And as they do their own sense-making and carry out their own actions, they feed back into the social activity of their community. So you’ve got a continuing spiral of development.
He suggested that language was a cultural tool for thinking collectively – we interthink.
We’re not instinctive animals; what we are born with are capacities. So although children have all got the capacity to learn languages, they still need to learn how to use it. And that’s crucial for my theme today, for the teachers’ role in schools.
Why Is Talk So Important?
We can’t just do talk the minute we’re born; we have to learn how to do it. I don’t think children understand or appreciate how important talk is in getting things done.
work is what we call exploratory talk.
– Prof Neil Mercer, University of Cambridge
Talking skills are rarely taught in school, and it’s surprising given today’s employment-oriented world. It has to change if we want people to achieve and realize our evolutionary heritage to interthink.
It’s again another distinctive aspect of human life: We take responsibility for the education of our young people, enabling them to realize the capacities that they’ve inherited. For many children, they have a second chance in school. But if children are not being helped in schools, they’re not being helped at all.
Furthermore, the notion of the lone solitary genius is pretty much shown to be incorrect. It’s a myth. Mostly, people who are creative were working in a creative collective of some kind.
They were able to draw on the efforts of other people to enable their own individual contributions to be realized. So, this is really the age which creativity is really a collective achievement. And the way to enable people to think creatively and collectively is through discussion.
What Is Exploratory Talk?
Talk is really important for the development of thinking. But what really makes a good discussion? I think most group work is educationally unproductive. What is needed in group work is what we call exploratory talk.
Exploratory talk is a creative and productive dialogue. It possesses these characteristics:
- Everyone offers relevant ideas and information.
- Everyone pursues the same goals.
- Everyone’s ideas are treated as worthwhile but are critically evaluated.
- People ask each other what they think.
- People ask for reasons and give them.
- People try to reach agreement.
This kind of talk has several educational benefits, as research has shown.

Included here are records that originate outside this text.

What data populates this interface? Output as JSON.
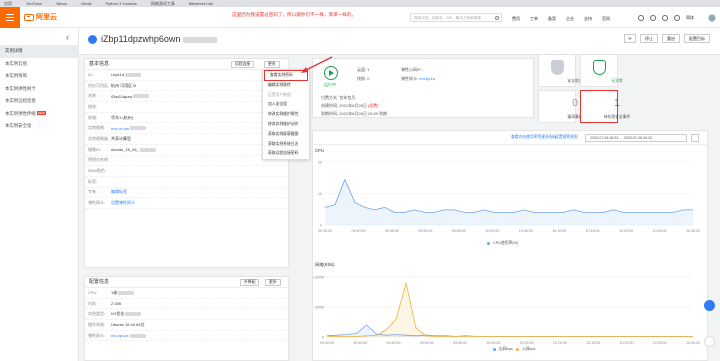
{
  "bookmarks": [
    "应用",
    "YouTube",
    "Yahoo",
    "Gmail",
    "Python 3 Youtube",
    "网络测试工具",
    "Bittorrent Lab"
  ],
  "topbar": {
    "logo_text": "阿里云",
    "search_placeholder": "搜索文档、控制台、API、解决方案和资源",
    "nav": [
      "费用",
      "工单",
      "备案",
      "企业",
      "支持",
      "官网"
    ],
    "lang": "简体"
  },
  "sidebar": {
    "back_glyph": "‹",
    "items": [
      "实例详情",
      "本实例云盘",
      "本实例快照",
      "本实例弹性网卡",
      "本实例远程连接",
      "本实例弹性伸缩",
      "本实例安全组"
    ],
    "new_badge": "NEW"
  },
  "header": {
    "instance_id": "iZbp11dpzwhp6own",
    "annotation": "这里因为我设置过密码了，所以跟你们不一样，简单一样的。",
    "buttons": {
      "stop": "停止",
      "restart": "重启",
      "config": "配置目标"
    }
  },
  "basic": {
    "title": "基本信息",
    "remote_btn": "远程连接",
    "more_btn": "更多",
    "rows": [
      {
        "k": "ID:",
        "v": "i-bp11d"
      },
      {
        "k": "所在可用区:",
        "v": "杭州 可用区 B"
      },
      {
        "k": "名称:",
        "v": "iZbp11dpzw"
      },
      {
        "k": "描述:",
        "v": ""
      },
      {
        "k": "地域:",
        "v": "华东1 (杭州)"
      },
      {
        "k": "实例规格:",
        "v": "ecs.n4.sm"
      },
      {
        "k": "实例规格族:",
        "v": "共享计算型"
      },
      {
        "k": "镜像ID:",
        "v": "ubuntu_16_04_"
      },
      {
        "k": "密钥对名称:",
        "v": ""
      },
      {
        "k": "RAM角色:",
        "v": ""
      },
      {
        "k": "标签:",
        "v": ""
      },
      {
        "k": "专有:",
        "v": "编辑标签"
      },
      {
        "k": "弹性网卡:",
        "v": "设置弹性网卡"
      }
    ]
  },
  "config": {
    "title": "配置信息",
    "upgrade_btn": "升降配",
    "more_btn": "更多",
    "rows": [
      {
        "k": "CPU:",
        "v": "1核"
      },
      {
        "k": "内存:",
        "v": "2 GiB"
      },
      {
        "k": "实例类型:",
        "v": "I/O优化"
      },
      {
        "k": "操作系统:",
        "v": "Ubuntu 16.04 64位"
      },
      {
        "k": "弹性网卡:",
        "v": "eni-bp1ax"
      }
    ]
  },
  "more_menu": [
    "查看实例密码",
    "编辑实例属性",
    "设置用户数据",
    "加入安全组",
    "修改实例维护属性",
    "修改实例维护动作",
    "获取实例屏幕截图",
    "获取实例系统日志",
    "获取远程连接密码"
  ],
  "status": {
    "label": "运行中",
    "items": [
      {
        "label": "云盘:",
        "value": "1"
      },
      {
        "label": "快照:",
        "value": "0"
      },
      {
        "label": "弹性公网IP:",
        "value": "-"
      },
      {
        "label": "弹性网卡:",
        "value": "eni-bp1a"
      }
    ],
    "pay_label": "付费方式:",
    "pay_value": "包年包月",
    "create_label": "创建时间:",
    "create_value": "2021年6月26日",
    "expire_label": "到期时间:",
    "expire_value": "2021年6月26日 23:59 到期",
    "renew": "(续费)"
  },
  "cards": [
    {
      "label": "安全状态",
      "kind": "shield-grey"
    },
    {
      "label": "无异常",
      "kind": "shield-green"
    },
    {
      "label": "漏洞事件",
      "value": "0"
    },
    {
      "label": "待处理安全事件",
      "value": "1"
    }
  ],
  "monitor": {
    "link1": "查看内存使用率等更多指标",
    "link2": "设置报警规则",
    "date_from": "2020-07-06 08:33",
    "date_to": "2020-07-06 09:33",
    "date_sep": "-",
    "cpu_title": "CPU",
    "cpu_legend": "CPU使用率(%)",
    "net_title": "网络(Kb/s)",
    "net_legend_in": "出网bps",
    "net_legend_out": "入网bps"
  },
  "chart_data": [
    {
      "type": "line",
      "title": "CPU",
      "x": [
        "09:35:00",
        "09:40:00",
        "09:45:00",
        "09:50:00",
        "09:55:00",
        "10:00:00",
        "10:05:00",
        "10:10:00",
        "10:15:00",
        "10:20:00",
        "10:25:00",
        "10:30:00"
      ],
      "ylim": [
        0,
        25
      ],
      "yticks": [
        "25",
        "10",
        "0"
      ],
      "series": [
        {
          "name": "CPU使用率(%)",
          "color": "#6ea4ea",
          "values": [
            7,
            8,
            18,
            9,
            7,
            6,
            7,
            5,
            5,
            6,
            5,
            5,
            6,
            6,
            5,
            5,
            6,
            5,
            5,
            5,
            6,
            5,
            5,
            5,
            5,
            6,
            5,
            5,
            5,
            6,
            5,
            5,
            5,
            5,
            5,
            5,
            6,
            6
          ]
        }
      ]
    },
    {
      "type": "line",
      "title": "网络(Kb/s)",
      "x": [
        "09:35:00",
        "09:40:00",
        "09:45:00",
        "09:50:00",
        "09:55:00",
        "10:00:00",
        "10:05:00",
        "10:10:00",
        "10:15:00",
        "10:20:00",
        "10:25:00",
        "10:30:00"
      ],
      "ylim": [
        0,
        1000
      ],
      "yticks": [
        "1,000M",
        "500M",
        "0"
      ],
      "series": [
        {
          "name": "出网bps",
          "color": "#6ea4ea",
          "values": [
            20,
            30,
            40,
            60,
            200,
            50,
            30,
            40,
            30,
            20,
            30,
            20,
            20,
            10,
            20,
            10,
            10,
            10,
            10,
            10,
            10,
            10,
            10,
            10,
            10,
            10,
            10,
            10,
            10,
            10,
            10,
            10,
            10,
            10,
            10,
            10,
            10,
            10
          ]
        },
        {
          "name": "入网bps",
          "color": "#f2b13b",
          "values": [
            10,
            10,
            10,
            10,
            20,
            30,
            120,
            300,
            900,
            150,
            20,
            10,
            10,
            10,
            10,
            10,
            10,
            10,
            10,
            10,
            10,
            10,
            10,
            10,
            10,
            10,
            10,
            10,
            10,
            10,
            10,
            10,
            10,
            10,
            10,
            10,
            10,
            10
          ]
        }
      ]
    }
  ]
}
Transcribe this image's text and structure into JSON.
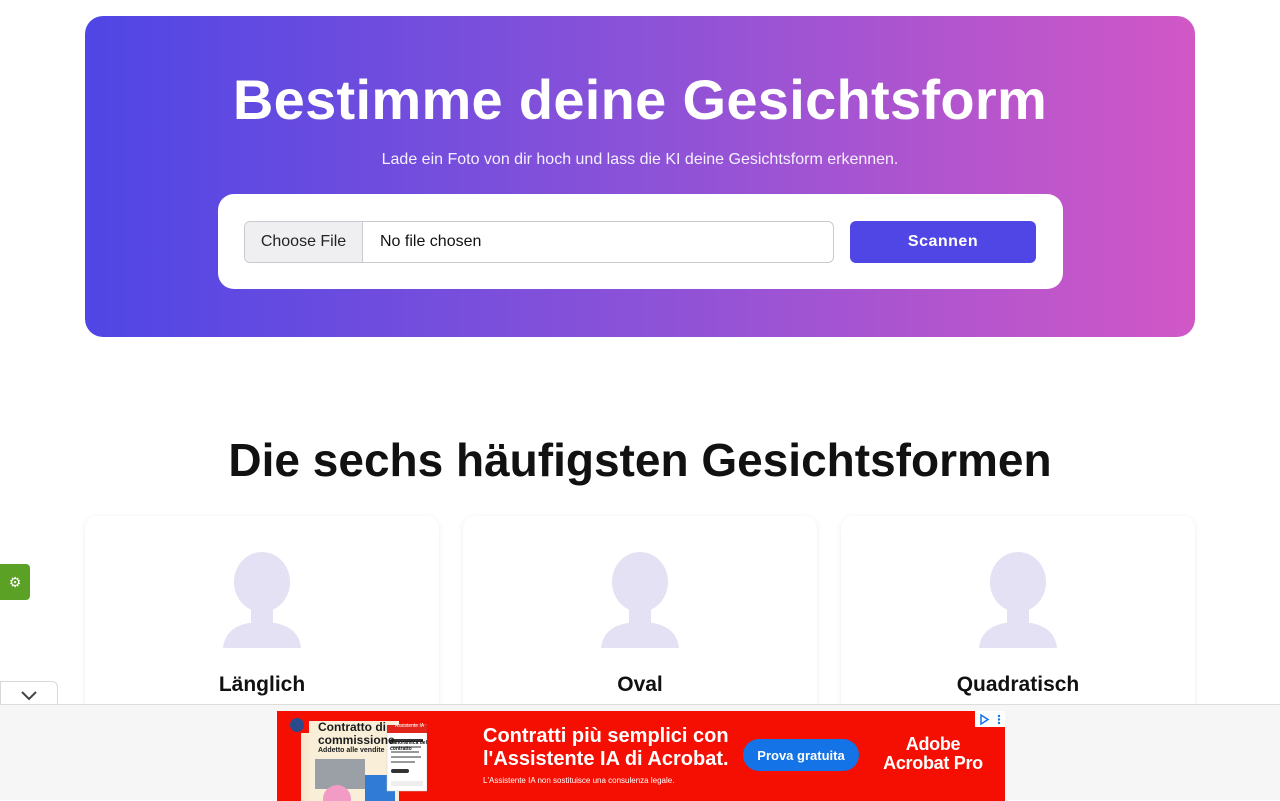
{
  "hero": {
    "title": "Bestimme deine Gesichtsform",
    "subtitle": "Lade ein Foto von dir hoch und lass die KI deine Gesichtsform erkennen.",
    "file_input": {
      "button_label": "Choose File",
      "status": "No file chosen"
    },
    "scan_button": "Scannen"
  },
  "section": {
    "title": "Die sechs häufigsten Gesichtsformen",
    "shapes": [
      {
        "name": "Länglich",
        "icon": "person-silhouette-icon"
      },
      {
        "name": "Oval",
        "icon": "person-silhouette-icon"
      },
      {
        "name": "Quadratisch",
        "icon": "person-silhouette-icon"
      }
    ]
  },
  "widgets": {
    "settings_icon": "gear-icon",
    "collapse_icon": "chevron-down-icon"
  },
  "ad": {
    "thumb_title": "Contratto di commissione",
    "thumb_subtitle": "Addetto alle vendite",
    "thumb_panel_badge": "Assistente IA",
    "thumb_panel_title": "Panoramica del contratto",
    "headline": "Contratti più semplici con\nl'Assistente IA di Acrobat.",
    "disclaimer": "L'Assistente IA non sostituisce una consulenza legale.",
    "cta": "Prova gratuita",
    "brand": "Adobe\nAcrobat Pro"
  },
  "colors": {
    "gradient_start": "#4f46e5",
    "gradient_end": "#d157c6",
    "accent": "#4f46e5",
    "silhouette": "#e3e1f3",
    "ad_red": "#f40f02",
    "ad_cta_blue": "#1473e6",
    "widget_green": "#5aa126"
  }
}
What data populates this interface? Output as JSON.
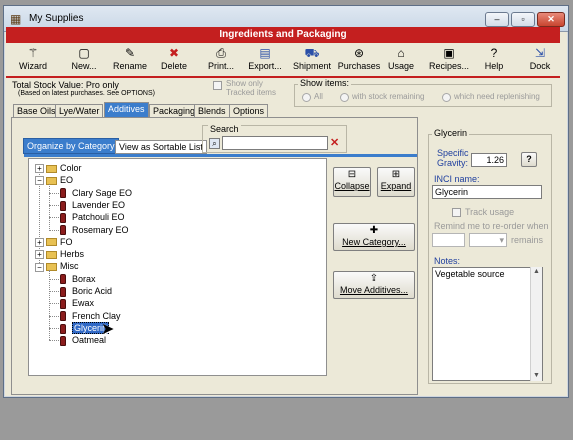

First, it allows students get more involved in learning. Second, they become better at solving problems because they can learn from each other. Third, it improves their individual scores for reasoning tests. Finally, it transfers into better scores for other subjects, like Science and Math.
Just remember, you’re always the expert – and the children need your expert knowledge. One of the things you’re an expert of is how to use talk effectively and how to think collectively.
Download Prof Mercer’s presentation slides from his keynote address, “Educating the Social Brain: Linking Language, Thinking and Educational Attainment” from the Redesigning Pedagogy Conference 2013 website.
More information about interthinking can be found on Prof Mercer’s Thinking Together Project website.